Alter-Ego: DCUO's console conundrum

With the first month of DC Universe Online now in the past, the time has come for that all-important MMO decision -- is the game worth renewing? For some, the answer is no. The first major patch still has not dropped; it's meant to offer us many fixes and the new content we've been told is coming. Some players have hit the level cap and aren't interested in leveling alts or doing endgame content. Whatever each person's reason may be, the shine is wearing off for some.

Meanwhile, Hal Halpin, President of the Entertainment Consumer's Association, recently wrote a piece that presented another reason that some may not be renewing: Console gamers are feeling that Sony Online Entertainment has been less than open about the game's being locked to a single account. Many are upset about not being able to trade DC Universe Online in for another game now that their free month is up. His reasoning? "The problem, of course, is that console games are sold and the ownership conveyed, along with rights." There's only one flaw in that statement: This isn't anything new -- not even on consoles.

To hearken back to my mom's wise words: "Just because you don't know about a rule doesn't mean it isn't there."

MMOs are not new to consoles by any stretch of the imagination. The original console MMO was Phantasy Star Online for the Dreamcast back in 2000, which launched in North America in 2001. After Phantasy Star Online in 2000, there was EverQuest Online Adventures on the PS2 in 2003. The crossover MMO Final Fantasy XI released here in North America for PS2 in 2004 and on both PC and Xbox 360 in 2006. Phantasy Star Universe was also released to the Xbox 360 and remains the only open version of the game, as the PC and PS2 servers were shut down in 2010.

And given its 12 million players and sales records, anyone who is ignorant of World of Warcraft isn't paying attention. Even among PC games, it is such a large and profitable title that others pay attention. Very few MMOs offer the ability to transfer licenses between players -- at least within the confines of the game's TOS/EULA. (Those players who sell accounts anyway are another matter entirely.) While SOE does offer the ability to purchase characters from other players in some of its games via the Station Exchange/LiveGamer link, that still isn't the same as purchasing someone else's license to the game altogether.

For that matter, why is anyone acting like this is the only game that binds to an account on a console? The last time I checked, the copies of Braid and Penny Arcade Adventures: On the Rain-Slick Precipice of Darkness that I bought through Xbox Live can't be unbound from my account and sold to someone else either.

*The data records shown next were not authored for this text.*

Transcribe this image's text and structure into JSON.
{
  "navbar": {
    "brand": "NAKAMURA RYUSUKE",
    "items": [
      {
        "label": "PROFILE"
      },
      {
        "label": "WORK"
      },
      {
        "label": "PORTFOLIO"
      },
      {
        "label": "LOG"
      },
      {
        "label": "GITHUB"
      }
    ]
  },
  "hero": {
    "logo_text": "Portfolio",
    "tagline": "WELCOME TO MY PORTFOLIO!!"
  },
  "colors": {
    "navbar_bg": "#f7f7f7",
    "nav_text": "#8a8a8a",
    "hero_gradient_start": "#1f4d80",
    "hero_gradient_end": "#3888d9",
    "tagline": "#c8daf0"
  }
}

In short, I think this should be more of a chance to educate those who are unfamiliar with our genre. Yes, there are some aspects that may seem strange to you console fiends -- our single-use copies, the enormous multiplayer environments, and the persistent worlds that continue moving even when you're not playing. MMOs are becoming a larger part of the gaming market. The budgets being thrown at our developers are getting bigger. The lines are blurring.

Ultimately, it is unfair to suggest that Sony Online Entertainment has been deceptive for continuing to work within the genre as it currently stands -- or for expecting people who are part of the games industry to understand what they are dealing with. Is there room for improvement on the part of games media, retailers, etailers, rentailers, and yes even companies to make things clearer in future? Certainly. I'll even give you that it sucks how console games are more expensive than their PC counterparts. I also buy console games and wouldn't mind getting PC pricing on console game copies. (That said, I pay more for a Blu-Ray to burn than I do for a CD-R or DVD, so at least in part, it may be more a question of media and mastering costs and less a question of license as Halpin suggests.) This entire situation could even offer growth potential to Sony Online Entertainment, which may decide to do something entirely new and change all the rules in regard to console MMO licensing. We've gone from subscription to free-to-play and microtransactions as a market within the last handful of years. There's certainly still room for change and new strategies within our section of the games market.

Even if SOE does not change its business model, there is nothing dishonest about charging for an MMO and a subscription and then locking the license for that copy to your account -- no matter what platform you're on. The only dishonest thing about this entire situation is anyone who is making it seem as though DC Universe Online's single-user license was a malicious, greedy plan as opposed to business as usual for the MMO-focused division of a publisher.

With that said, next week I'll be back on track and tackling the heroic and villainous in-game goings-on of DC Universe Online. Will we see that promised patch? Will I dig into an endgame instance and return with collection goodies? Will I get skewered for writing this post? Tune in next week, same bat-time, same bat-channel, when we answer that question on the next Alter-Ego!

Every week on Saturday, strip off the mask of your Alter-Ego and soar through the world of DC Universe Online with Krystalle, then catch up with Larry on Wednesdays as he showcases the superhero game on the Alter-Ego livestream. Send up a bat-signal to ping Krystalle or Larry with your burning questions. (Packages wrapped in green with a purple bow will be returned unopened.)
This article was originally published on Massively.